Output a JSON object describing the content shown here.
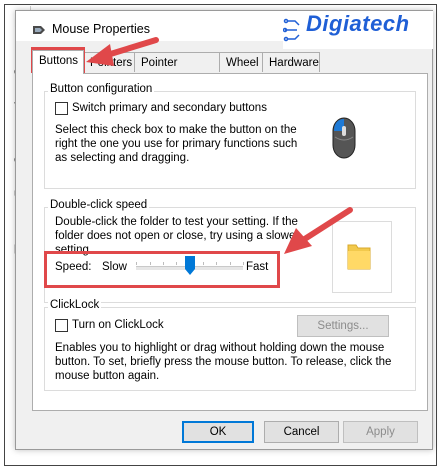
{
  "window": {
    "title": "Mouse Properties"
  },
  "branding": {
    "logo_text": "Digiatech",
    "color": "#1f5fd6"
  },
  "background": {
    "fragments": [
      "D",
      "ct",
      "ft",
      "ch",
      "ul",
      "ps",
      "I"
    ]
  },
  "tabs": [
    {
      "label": "Buttons",
      "active": true
    },
    {
      "label": "Pointers",
      "active": false
    },
    {
      "label": "Pointer Options",
      "active": false
    },
    {
      "label": "Wheel",
      "active": false
    },
    {
      "label": "Hardware",
      "active": false
    }
  ],
  "button_config": {
    "heading": "Button configuration",
    "checkbox_label": "Switch primary and secondary buttons",
    "checked": false,
    "desc_lines": [
      "Select this check box to make the button on the",
      "right the one you use for primary functions such",
      "as selecting and dragging."
    ]
  },
  "double_click": {
    "heading": "Double-click speed",
    "desc_lines": [
      "Double-click the folder to test your setting. If the",
      "folder does not open or close, try using a slower",
      "setting."
    ],
    "speed_label": "Speed:",
    "slow_label": "Slow",
    "fast_label": "Fast",
    "slider_value_fraction": 0.5
  },
  "clicklock": {
    "heading": "ClickLock",
    "checkbox_label": "Turn on ClickLock",
    "checked": false,
    "settings_button": "Settings...",
    "desc_lines": [
      "Enables you to highlight or drag without holding down the mouse",
      "button. To set, briefly press the mouse button. To release, click the",
      "mouse button again."
    ]
  },
  "footer": {
    "ok": "OK",
    "cancel": "Cancel",
    "apply": "Apply"
  },
  "annotations": {
    "highlight_color": "#e0484a"
  }
}
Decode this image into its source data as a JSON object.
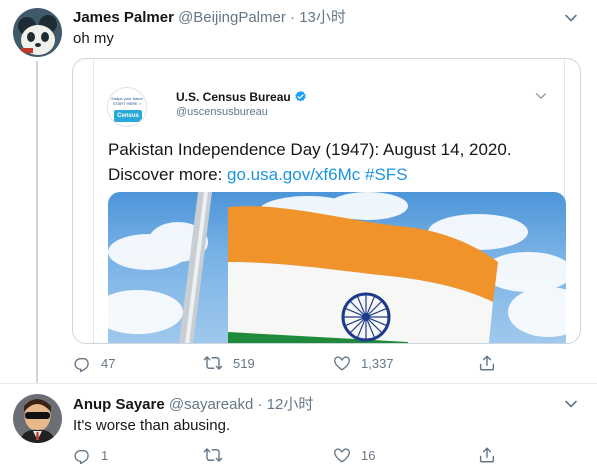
{
  "tweets": [
    {
      "name": "James Palmer",
      "handle": "@BeijingPalmer",
      "separator": "·",
      "time": "13小时",
      "text": "oh my",
      "quote": {
        "account_name": "U.S. Census Bureau",
        "account_handle": "@uscensusbureau",
        "logo_top_text": "Shape your future START HERE >",
        "logo_badge_text": "Census 2020",
        "body_prefix": "Pakistan Independence Day (1947): August 14, 2020. Discover more: ",
        "body_link": "go.usa.gov/xf6Mc",
        "body_hashtag": "#SFS",
        "photo_subject": "flag-photo"
      },
      "stats": {
        "replies": "47",
        "retweets": "519",
        "likes": "1,337"
      }
    },
    {
      "name": "Anup Sayare",
      "handle": "@sayareakd",
      "separator": "·",
      "time": "12小时",
      "text": "It's worse than abusing.",
      "stats": {
        "replies": "1",
        "retweets": "",
        "likes": "16"
      }
    }
  ],
  "colors": {
    "text_primary": "#14171a",
    "text_secondary": "#657786",
    "link": "#1b95e0",
    "border": "#ccd6dd",
    "verified": "#1da1f2",
    "flag_saffron": "#f0932b",
    "flag_green": "#1f8a3b",
    "flag_chakra": "#1e3a8a"
  },
  "icons": {
    "reply": "speech-bubble",
    "retweet": "two-arrows-loop",
    "like": "heart-outline",
    "share": "upload-arrow",
    "caret": "chevron-down",
    "verified": "blue-badge-check"
  }
}
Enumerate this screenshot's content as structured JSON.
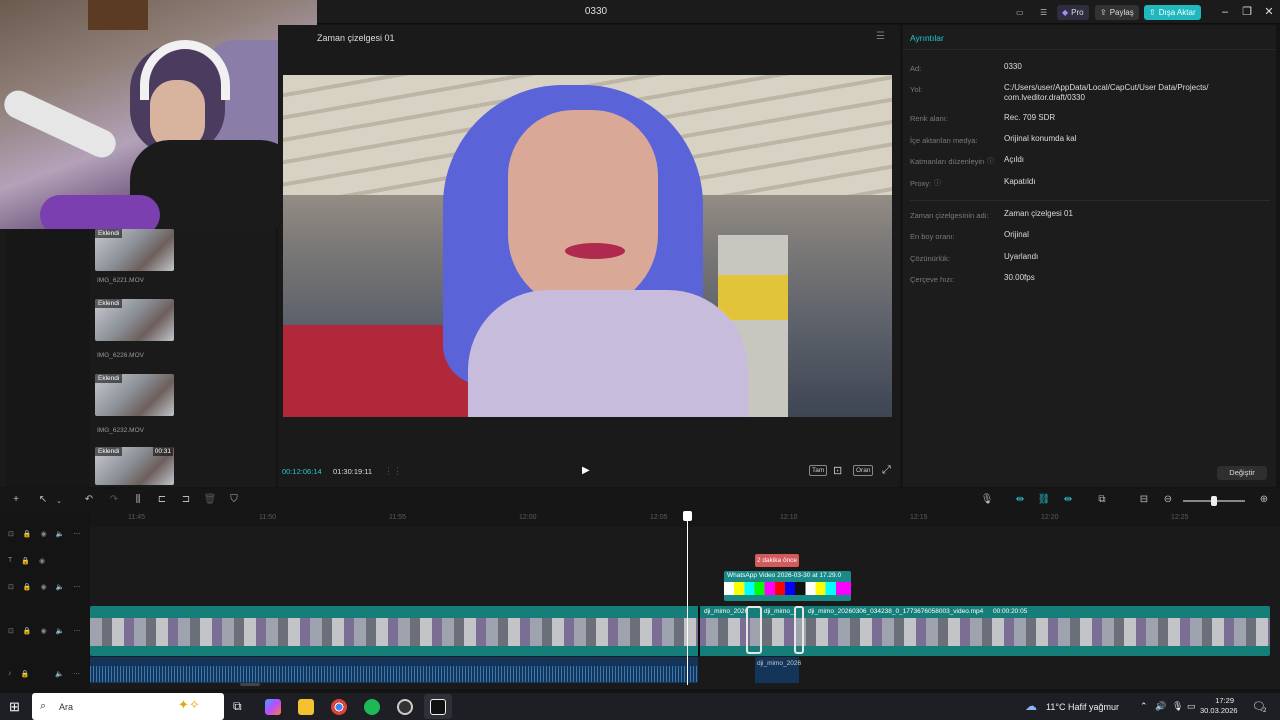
{
  "window": {
    "title": "0330",
    "pro_label": "Pro",
    "share_label": "Paylaş",
    "export_label": "Dışa Aktar"
  },
  "media": {
    "items": [
      {
        "badge": "Eklendi",
        "name": "IMG_6221.MOV"
      },
      {
        "badge": "Eklendi",
        "name": "IMG_6226.MOV"
      },
      {
        "badge": "Eklendi",
        "name": "IMG_6232.MOV"
      },
      {
        "badge": "Eklendi",
        "duration": "00:31"
      }
    ]
  },
  "player": {
    "title": "Zaman çizelgesi 01",
    "timecode_current": "00:12:06:14",
    "timecode_total": "01:30:19:11",
    "full_label": "Tam",
    "ratio_label": "Oran"
  },
  "details": {
    "tab": "Ayrıntılar",
    "rows": [
      {
        "key": "Ad:",
        "value": "0330"
      },
      {
        "key": "Yol:",
        "value": "C:/Users/user/AppData/Local/CapCut/User Data/Projects/ com.lveditor.draft/0330"
      },
      {
        "key": "Renk alanı:",
        "value": "Rec. 709 SDR"
      },
      {
        "key": "İçe aktarılan medya:",
        "value": "Orijinal konumda kal"
      },
      {
        "key": "Katmanları düzenleyin",
        "value": "Açıldı"
      },
      {
        "key": "Proxy:",
        "value": "Kapatıldı"
      },
      {
        "key": "Zaman çizelgesinin adı:",
        "value": "Zaman çizelgesi 01"
      },
      {
        "key": "En boy oranı:",
        "value": "Orijinal"
      },
      {
        "key": "Çözünürlük:",
        "value": "Uyarlandı"
      },
      {
        "key": "Çerçeve hızı:",
        "value": "30.00fps"
      }
    ],
    "change_label": "Değiştir"
  },
  "ruler": {
    "ticks": [
      "11:45",
      "11:50",
      "11:55",
      "12:00",
      "12:05",
      "12:10",
      "12:15",
      "12:20",
      "12:25"
    ]
  },
  "timeline": {
    "note": "2 dakika önce",
    "overlay_clip": "WhatsApp Video 2026-03-30 at 17.29.0",
    "clip_a": "dji_mimo_2026",
    "clip_b": "dji_mimo_",
    "clip_c": "dji_mimo_20260306_034238_0_1773676058003_video.mp4",
    "clip_c_duration": "00:00:20:05",
    "audio_clip": "dji_mimo_2026"
  },
  "taskbar": {
    "search_placeholder": "Ara",
    "weather": "11°C  Hafif yağmur",
    "time": "17:29",
    "date": "30.03.2026",
    "notif_count": "2"
  }
}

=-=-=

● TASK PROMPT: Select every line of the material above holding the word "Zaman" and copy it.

● YOUR SOLUTION:
    "title": "Zaman çizelgesi 01",
        "key": "Zaman çizelgesinin adı:",
        "value": "Zaman çizelgesi 01"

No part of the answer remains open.